My parents and college counselor encouraged me to apply for scholarships, but my senioritis was too strong. The bulk of my financial aid was already accounted for, and I didn’t want to spend hours working on an application for a $500 scholarship.
It wasn’t until I started paying back my student loans that I realized what a big difference all those little scholarships could have made. I was only earning $1,750 a month after taxes, so all of a sudden $500 seemed like a big deal.
Encourage your child to apply for as many scholarships as possible – even the ones that seem like a long shot. Remind them to keep applying even after they start college. I got a few scholarships as an upperclassman that reduced my loan burden.
Help Them Understand their Student Loans
When I was in high school, I applied to both public and private colleges, including ones I knew I couldn’t afford. My parents made it clear that borrowing $100,000 to get a journalism degree wasn’t a wise choice, so I made my final choice partly based on affordability. Even then, I didn’t understand the impact student loan debt would have on my life.
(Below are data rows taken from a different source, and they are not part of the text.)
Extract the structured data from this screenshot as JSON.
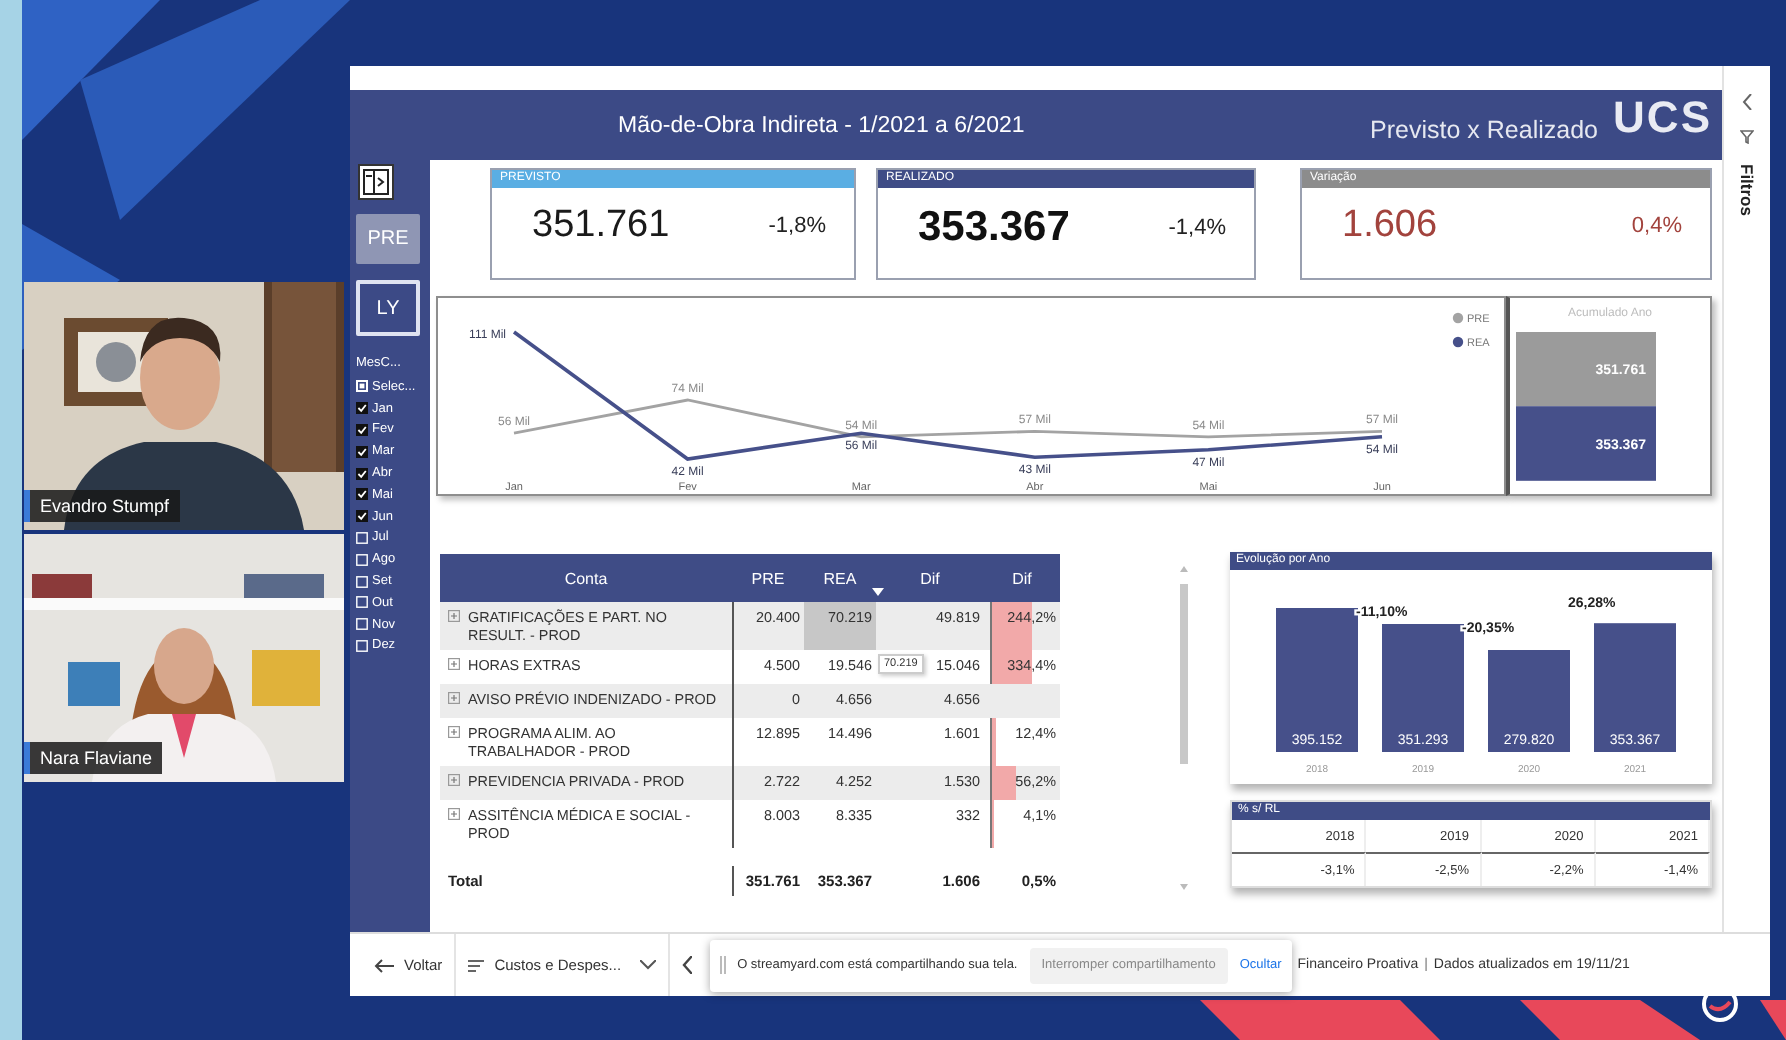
{
  "video_tiles": [
    {
      "name": "Evandro Stumpf"
    },
    {
      "name": "Nara Flaviane"
    }
  ],
  "report": {
    "title": "Mão-de-Obra Indireta - 1/2021 a 6/2021",
    "subtitle": "Previsto x Realizado",
    "logo": "UCS",
    "nav_buttons": [
      {
        "label": "PRE",
        "selected": true
      },
      {
        "label": "LY",
        "selected": false
      }
    ],
    "slicer": {
      "title": "MesC...",
      "items": [
        {
          "label": "Selec...",
          "kind": "select_all",
          "partial": true
        },
        {
          "label": "Jan",
          "kind": "month",
          "checked": true
        },
        {
          "label": "Fev",
          "kind": "month",
          "checked": true
        },
        {
          "label": "Mar",
          "kind": "month",
          "checked": true
        },
        {
          "label": "Abr",
          "kind": "month",
          "checked": true
        },
        {
          "label": "Mai",
          "kind": "month",
          "checked": true
        },
        {
          "label": "Jun",
          "kind": "month",
          "checked": true
        },
        {
          "label": "Jul",
          "kind": "month",
          "checked": false
        },
        {
          "label": "Ago",
          "kind": "month",
          "checked": false
        },
        {
          "label": "Set",
          "kind": "month",
          "checked": false
        },
        {
          "label": "Out",
          "kind": "month",
          "checked": false
        },
        {
          "label": "Nov",
          "kind": "month",
          "checked": false
        },
        {
          "label": "Dez",
          "kind": "month",
          "checked": false
        }
      ]
    },
    "kpis": [
      {
        "kind": "previsto",
        "label": "PREVISTO",
        "value": "351.761",
        "change": "-1,8%"
      },
      {
        "kind": "realizado",
        "label": "REALIZADO",
        "value": "353.367",
        "change": "-1,4%"
      },
      {
        "kind": "variacao",
        "label": "Variação",
        "value": "1.606",
        "change": "0,4%"
      }
    ],
    "monthly_chart": {
      "chart_data": {
        "type": "line",
        "categories": [
          "Jan",
          "Fev",
          "Mar",
          "Abr",
          "Mai",
          "Jun"
        ],
        "data_labels": true,
        "legend": "top-right",
        "series": [
          {
            "name": "PRE",
            "color": "#a3a3a3",
            "values": [
              56,
              74,
              54,
              57,
              54,
              57
            ],
            "value_labels": [
              "56 Mil",
              "74 Mil",
              "54 Mil",
              "57 Mil",
              "54 Mil",
              "57 Mil"
            ]
          },
          {
            "name": "REA",
            "color": "#46508a",
            "values": [
              111,
              42,
              56,
              43,
              47,
              54
            ],
            "value_labels": [
              "111 Mil",
              "42 Mil",
              "56 Mil",
              "43 Mil",
              "47 Mil",
              "54 Mil"
            ]
          }
        ]
      }
    },
    "accumulated_chart": {
      "chart_data": {
        "type": "bar",
        "title": "Acumulado Ano",
        "stacked": true,
        "data_labels": true,
        "series": [
          {
            "color": "#9b9b9b",
            "values": [
              351761
            ],
            "value_labels": [
              "351.761"
            ]
          },
          {
            "color": "#46508a",
            "values": [
              353367
            ],
            "value_labels": [
              "353.367"
            ]
          }
        ]
      }
    },
    "table": {
      "columns": [
        {
          "label": "Conta",
          "sorted": false
        },
        {
          "label": "PRE",
          "sorted": false
        },
        {
          "label": "REA",
          "sorted": true
        },
        {
          "label": "Dif",
          "sorted": false
        },
        {
          "label": "Dif",
          "sorted": false
        }
      ],
      "rows": [
        {
          "conta": "GRATIFICAÇÕES E PART. NO RESULT. - PROD",
          "pre": "20.400",
          "rea": "70.219",
          "dif": "49.819",
          "dif_pct": "244,2%",
          "level": 0.6,
          "selected": true
        },
        {
          "conta": "HORAS EXTRAS",
          "pre": "4.500",
          "rea": "19.546",
          "dif": "15.046",
          "dif_pct": "334,4%",
          "level": 0.6,
          "selected": false
        },
        {
          "conta": "AVISO PRÉVIO INDENIZADO - PROD",
          "pre": "0",
          "rea": "4.656",
          "dif": "4.656",
          "selected": false
        },
        {
          "conta": "PROGRAMA ALIM. AO TRABALHADOR - PROD",
          "pre": "12.895",
          "rea": "14.496",
          "dif": "1.601",
          "dif_pct": "12,4%",
          "level": 0.05,
          "selected": false
        },
        {
          "conta": "PREVIDENCIA PRIVADA - PROD",
          "pre": "2.722",
          "rea": "4.252",
          "dif": "1.530",
          "dif_pct": "56,2%",
          "level": 0.35,
          "selected": false
        },
        {
          "conta": "ASSITÊNCIA MÉDICA E SOCIAL - PROD",
          "pre": "8.003",
          "rea": "8.335",
          "dif": "332",
          "dif_pct": "4,1%",
          "level": 0.03,
          "selected": false
        }
      ],
      "total": {
        "label": "Total",
        "pre": "351.761",
        "rea": "353.367",
        "dif": "1.606",
        "dif_pct": "0,5%"
      },
      "tooltip": "70.219"
    },
    "yearly_chart": {
      "title": "Evolução por Ano",
      "chart_data": {
        "type": "bar",
        "categories": [
          "2018",
          "2019",
          "2020",
          "2021"
        ],
        "values": [
          395152,
          351293,
          279820,
          353367
        ],
        "value_labels": [
          "395.152",
          "351.293",
          "279.820",
          "353.367"
        ],
        "data_labels": true,
        "annotations": [
          "-11,10%",
          "-20,35%",
          "26,28%"
        ]
      }
    },
    "ratio_table": {
      "title": "% s/ RL",
      "columns": [
        "2018",
        "2019",
        "2020",
        "2021"
      ],
      "values": [
        "-3,1%",
        "-2,5%",
        "-2,2%",
        "-1,4%"
      ]
    },
    "filters_pane": {
      "label": "Filtros"
    }
  },
  "bottom_bar": {
    "back": "Voltar",
    "page": "Custos e Despes...",
    "brand": "Financeiro Proativa",
    "separator": "|",
    "updated": "Dados atualizados em 19/11/21"
  },
  "share_notice": {
    "message": "O streamyard.com está compartilhando sua tela.",
    "stop_button": "Interromper compartilhamento",
    "hide_link": "Ocultar"
  }
}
When I graduated college with $24,000 in student loans, it took me five months to find a full-time job. I eventually landed a gig as a newspaper reporter making $28,000 a year, and shortly after that my first student loan payment arrived. The payment was $350 and I was making $1,750 a month after taxes, so 20% of my take-home pay was going to student loans.
This was a hard reality for me to accept. I had been so responsible, choosing an affordable college and not borrowing more than I thought I could pay back – so how was my debt burden still so high?
I was able to scrape by and make the payments, but I didn’t have much left over for discretionary spending. Most of my weekend nights were spent in my cheap apartment watching Netflix, and a candy bar from the nearby gas station was the fanciest luxury I could afford.
Give your child a mock budget to show how student loans will affect their life after college. I wish I had understood how my loans would affect my ability to travel, pay for car repairs or splurge every once in a while. Show them how choosing a more affordable school will provide more options after graduation. Even if they still choose to take on significant student loan debt, they’ll do so with a full understanding of the consequences.